    More ships lost or captured in the North Sea
    In June 1916 following the loss of the Maloja and the mailboat Stockport the Daily Telegraph’s correspondent in Rotterdam reported that the Great Eastern Railway’s steamer Brussels had been captured, after leaving Rotterdam, by German destroyers and taken into Zeebrugge. Her passengers were Belgium women and children refugees fleeing the war torn battlefields of the Western Front. Her British crew of forty four officers and men were also taken into captivity. Her cargo, bound for Britain, consisted of 390 tons of margarine, fish, butter and yeast destined for a hungry nation. It was a regular run for the Brussels and she had previously frequently escaped attack from enemy destroyers and submarines based at Zeebrugge. Even well into the war the Admiralty was still not providing escort for these important merchant vessels preferring to deploy patrols in the empty sea-lanes in the forlorn hope of catching submarines.

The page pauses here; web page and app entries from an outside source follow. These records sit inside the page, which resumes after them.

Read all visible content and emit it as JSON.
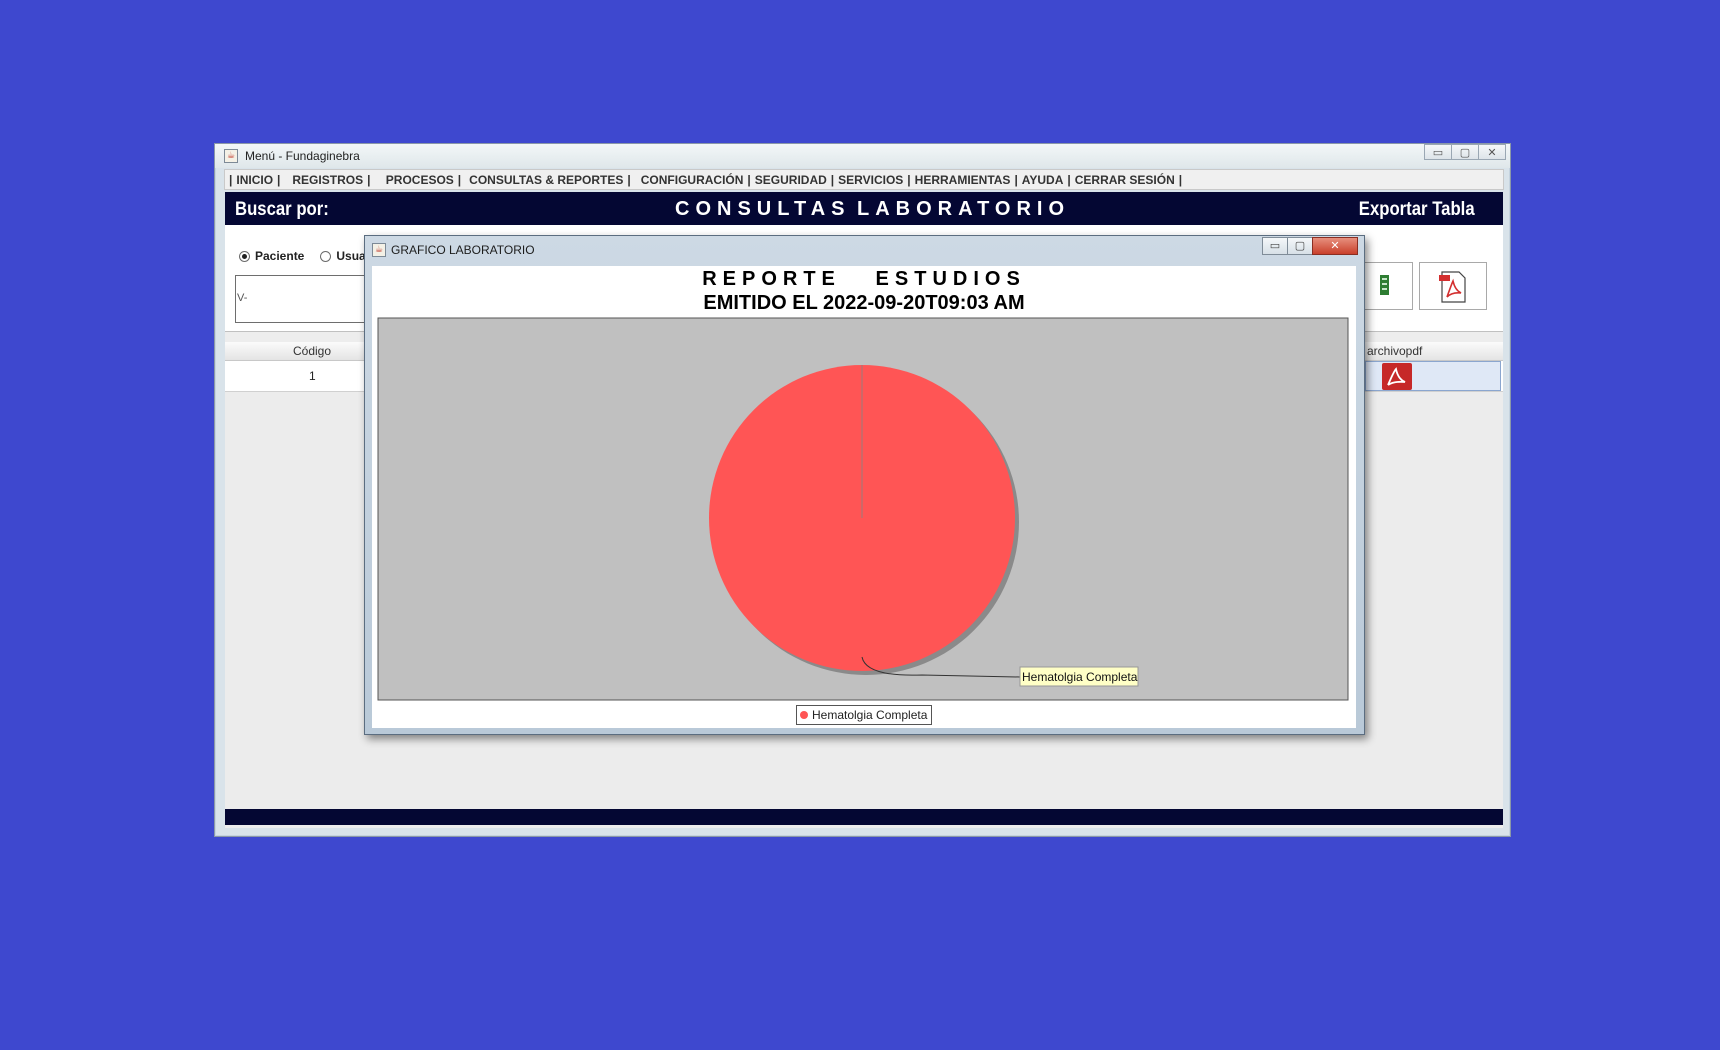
{
  "window": {
    "title": "Menú - Fundaginebra",
    "controls": [
      "▭",
      "▢",
      "✕"
    ]
  },
  "menubar": {
    "items": [
      "INICIO",
      "REGISTROS",
      " PROCESOS",
      "CONSULTAS & REPORTES",
      "CONFIGURACIÓN",
      "SEGURIDAD",
      "SERVICIOS",
      "HERRAMIENTAS",
      "AYUDA",
      "CERRAR SESIÓN"
    ],
    "separator": "|"
  },
  "header": {
    "search_by": "Buscar por:",
    "title_left": "CONSULTAS",
    "title_right": "LABORATORIO",
    "export": "Exportar Tabla"
  },
  "search": {
    "radio_paciente": "Paciente",
    "radio_usuario": "Usua",
    "input_value": "V-"
  },
  "table": {
    "columns": [
      "Código",
      "archivopdf"
    ],
    "rows": [
      {
        "codigo": "1"
      }
    ]
  },
  "dialog": {
    "title": "GRAFICO LABORATORIO",
    "controls": [
      "▭",
      "▢",
      "✕"
    ]
  },
  "chart_data": {
    "type": "pie",
    "title": "REPORTE   ESTUDIOS",
    "subtitle": "EMITIDO EL 2022-09-20T09:03 AM",
    "categories": [
      "Hematolgia Completa"
    ],
    "values": [
      100
    ],
    "colors": [
      "#ff5555"
    ],
    "labels": [
      "Hematolgia Completa"
    ],
    "legend": "bottom-center",
    "plot_background": "#c0c0c0"
  }
}
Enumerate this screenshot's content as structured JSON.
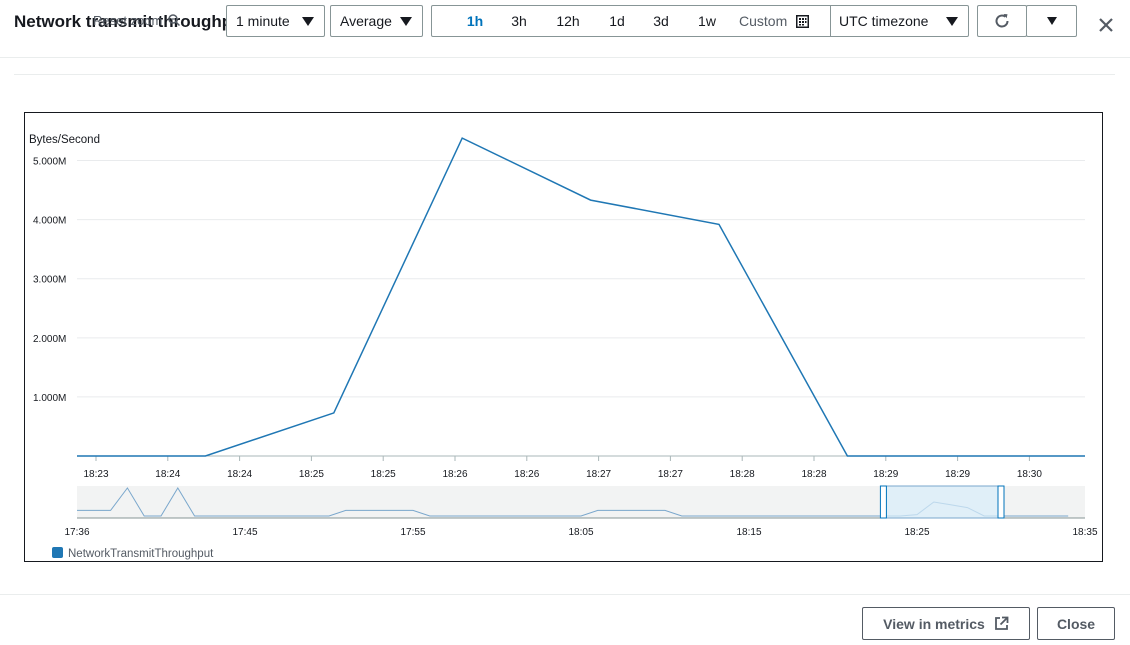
{
  "header": {
    "title": "Network transmit throughput",
    "reset_zoom": "Reset zoom",
    "period": "1 minute",
    "statistic": "Average",
    "time_ranges": [
      "1h",
      "3h",
      "12h",
      "1d",
      "3d",
      "1w"
    ],
    "active_range": "1h",
    "custom_label": "Custom",
    "timezone": "UTC timezone",
    "icons": {
      "refresh": "refresh-icon",
      "more": "caret-down-icon",
      "close": "close-icon",
      "calendar": "calendar-icon",
      "zoom": "zoom-icon"
    }
  },
  "chart_data": {
    "type": "line",
    "ylabel": "Bytes/Second",
    "y_tick_labels": [
      "1.000M",
      "2.000M",
      "3.000M",
      "4.000M",
      "5.000M"
    ],
    "y_ticks": [
      1000000,
      2000000,
      3000000,
      4000000,
      5000000
    ],
    "ylim": [
      0,
      5500000
    ],
    "x_tick_labels": [
      "18:23",
      "18:24",
      "18:24",
      "18:25",
      "18:25",
      "18:26",
      "18:26",
      "18:27",
      "18:27",
      "18:28",
      "18:28",
      "18:29",
      "18:29",
      "18:30"
    ],
    "x_range_minutes": [
      0,
      7.85
    ],
    "series": [
      {
        "name": "NetworkTransmitThroughput",
        "color": "#1f77b4",
        "x": [
          0,
          1,
          2,
          3,
          4,
          5,
          6,
          7,
          7.85
        ],
        "values": [
          0,
          0,
          730000,
          5380000,
          4330000,
          3920000,
          0,
          0,
          0
        ]
      }
    ],
    "overview": {
      "x_tick_labels": [
        "17:36",
        "17:45",
        "17:55",
        "18:05",
        "18:15",
        "18:25",
        "18:35"
      ],
      "x_tick_minutes": [
        0,
        10,
        20,
        30,
        40,
        50,
        60
      ],
      "x_range_minutes": [
        0,
        60
      ],
      "selection_minutes": [
        48,
        55
      ],
      "profile_x": [
        0,
        2,
        3,
        4,
        5,
        6,
        7,
        8,
        15,
        16,
        17,
        20,
        21,
        22,
        25,
        26,
        30,
        31,
        32,
        35,
        36,
        37,
        40,
        41,
        49,
        50,
        51,
        52,
        53,
        54,
        55,
        59
      ],
      "profile_y": [
        0.2,
        0.2,
        1,
        0,
        0,
        1,
        0,
        0,
        0,
        0.2,
        0.2,
        0.2,
        0,
        0,
        0,
        0,
        0,
        0.2,
        0.2,
        0.2,
        0,
        0,
        0,
        0,
        0,
        0.05,
        0.5,
        0.4,
        0.3,
        0,
        0,
        0
      ]
    },
    "legend": "bottom-left",
    "grid": true
  },
  "footer": {
    "view_in_metrics": "View in metrics",
    "close": "Close"
  }
}
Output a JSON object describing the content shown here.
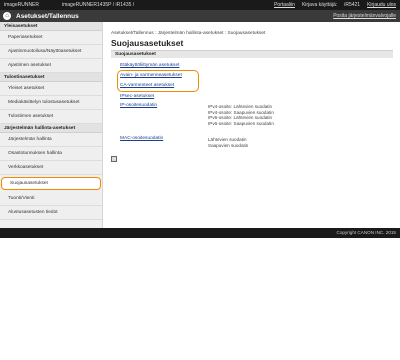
{
  "topbar": {
    "brand": "imageRUNNER",
    "device": "imageRUNNER1435P / iR1435 /",
    "portal": "Portaaliin",
    "user_label": "Kirjava käyttäjä:",
    "user_name": "iR5421",
    "logout": "Kirjaudu ulos"
  },
  "titlebar": {
    "title": "Asetukset/Tallennus",
    "mail": "Posita järjestelmänvalvojalle"
  },
  "sidebar": {
    "sections": [
      {
        "header": "Yleisasetukset",
        "items": [
          "Paperiasetukset",
          "Ajastinmuotoilusa/Näyttöasetukset",
          "Ajastimen asetukset"
        ]
      },
      {
        "header": "Tulostinasetukset",
        "items": [
          "Yleiset asetukset",
          "Mediakäsittelyn tulostusasetukset",
          "Tulostimen asetukset"
        ]
      },
      {
        "header": "Järjestelmän hallinta-asetukset",
        "items": [
          "Järjestelmän hallinta",
          "Osastotunnuksen hallinta",
          "Verkkoasetukset",
          "Suojausasetukset",
          "Tuonti/Vienti",
          "Alustusasetusten tiedot"
        ]
      }
    ],
    "selected": "Suojausasetukset"
  },
  "main": {
    "breadcrumb": "Asetukset/Tallennus : Järjestelmän hallinta-asetukset : Suojausasetukset",
    "title": "Suojausasetukset",
    "panel_header": "Suojausasetukset",
    "links": {
      "ethernet": "Etäkäyttöliittymän asetukset",
      "keys": "Avain- ja varmenneasetukset",
      "ca": "CA-varmenteet asetukset",
      "ipsec": "IPsec-asetukset",
      "ipfilter": "IP-osoitesuodatin",
      "mac": "MAC-osoitesuodatin"
    },
    "ip_desc": [
      "IPv4-osoite: Lähtevien suodatin",
      "IPv4-osoite: Saapuvien suodatin",
      "IPv6-osoite: Lähtevien suodatin",
      "IPv6-osoite: Saapuvien suodatin"
    ],
    "mac_desc": [
      "Lähtevien suodatin",
      "Saapuvien suodatin"
    ]
  },
  "footer": {
    "copyright": "Copyright CANON INC. 2015"
  },
  "colors": {
    "highlight": "#f08a00",
    "link": "#1a3f8f",
    "dark_bar": "#1a1a1a"
  }
}
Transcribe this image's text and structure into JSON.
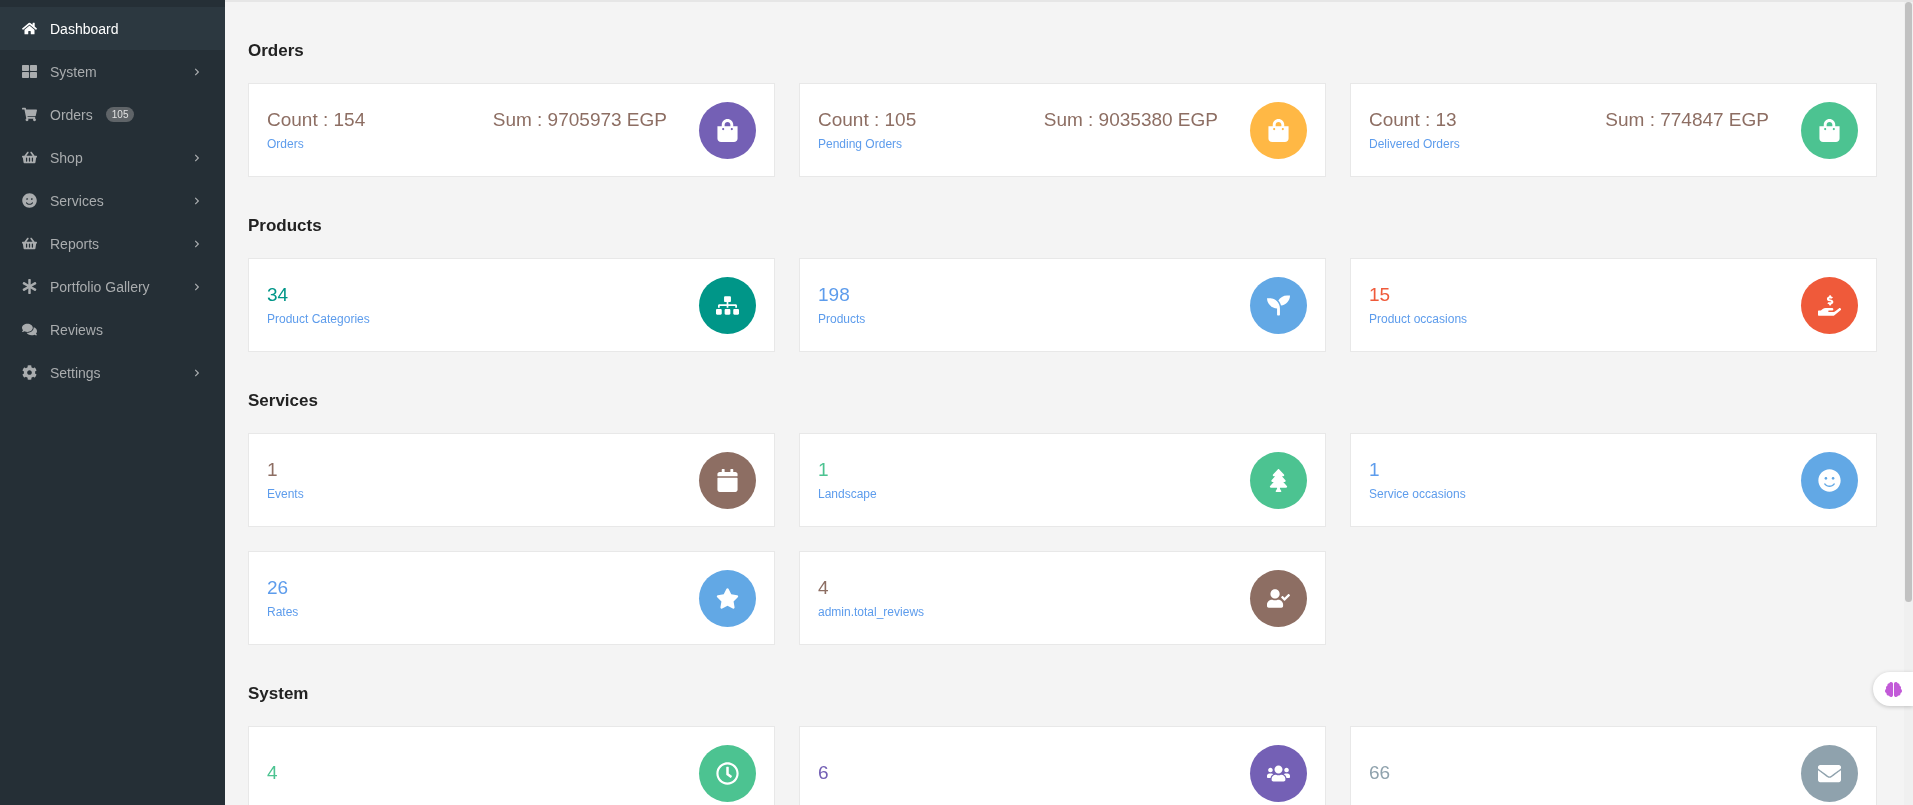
{
  "sidebar": {
    "items": [
      {
        "label": "Dashboard",
        "selected": true,
        "has_submenu": false
      },
      {
        "label": "System",
        "selected": false,
        "has_submenu": true
      },
      {
        "label": "Orders",
        "selected": false,
        "has_submenu": false,
        "badge": "105"
      },
      {
        "label": "Shop",
        "selected": false,
        "has_submenu": true
      },
      {
        "label": "Services",
        "selected": false,
        "has_submenu": true
      },
      {
        "label": "Reports",
        "selected": false,
        "has_submenu": true
      },
      {
        "label": "Portfolio Gallery",
        "selected": false,
        "has_submenu": true
      },
      {
        "label": "Reviews",
        "selected": false,
        "has_submenu": false
      },
      {
        "label": "Settings",
        "selected": false,
        "has_submenu": true
      }
    ]
  },
  "sections": [
    {
      "title": "Orders",
      "cards": [
        {
          "value": {
            "text": "Count : 154",
            "color": "#8d6e63"
          },
          "sum": "Sum : 9705973 EGP",
          "label": "Orders",
          "color": "#7460b5"
        },
        {
          "value": {
            "text": "Count : 105",
            "color": "#8d6e63"
          },
          "sum": "Sum : 9035380 EGP",
          "label": "Pending Orders",
          "color": "#ffb845"
        },
        {
          "value": {
            "text": "Count : 13",
            "color": "#8d6e63"
          },
          "sum": "Sum : 774847 EGP",
          "label": "Delivered Orders",
          "color": "#4cc391"
        }
      ]
    },
    {
      "title": "Products",
      "cards": [
        {
          "value": {
            "text": "34",
            "color": "#009688"
          },
          "label": "Product Categories",
          "color": "#009688"
        },
        {
          "value": {
            "text": "198",
            "color": "#5d9cec"
          },
          "label": "Products",
          "color": "#62a8e5"
        },
        {
          "value": {
            "text": "15",
            "color": "#ef5a3a"
          },
          "label": "Product occasions",
          "color": "#ef5a3a"
        }
      ]
    },
    {
      "title": "Services",
      "cards": [
        {
          "value": {
            "text": "1",
            "color": "#8d6e63"
          },
          "label": "Events",
          "color": "#8d6e63"
        },
        {
          "value": {
            "text": "1",
            "color": "#4cc391"
          },
          "label": "Landscape",
          "color": "#4cc391"
        },
        {
          "value": {
            "text": "1",
            "color": "#5d9cec"
          },
          "label": "Service occasions",
          "color": "#62a8e5"
        },
        {
          "value": {
            "text": "26",
            "color": "#5d9cec"
          },
          "label": "Rates",
          "color": "#62a8e5"
        },
        {
          "value": {
            "text": "4",
            "color": "#8d6e63"
          },
          "label": "admin.total_reviews",
          "color": "#8d6e63"
        }
      ]
    },
    {
      "title": "System",
      "cards": [
        {
          "value": {
            "text": "4",
            "color": "#4cc391"
          },
          "color": "#4cc391"
        },
        {
          "value": {
            "text": "6",
            "color": "#7460b5"
          },
          "color": "#7460b5"
        },
        {
          "value": {
            "text": "66",
            "color": "#8fa2ad"
          },
          "color": "#8fa2ad"
        }
      ]
    }
  ]
}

    The Telegraph correspondent also reported that “very small submarines (U-boats)” were being built at the Hoboken Yards in Antwerp. They were specially designed to be able to pass along the narrow Belgian canals via Ghent and Bruges to their destination in Zeebrugge.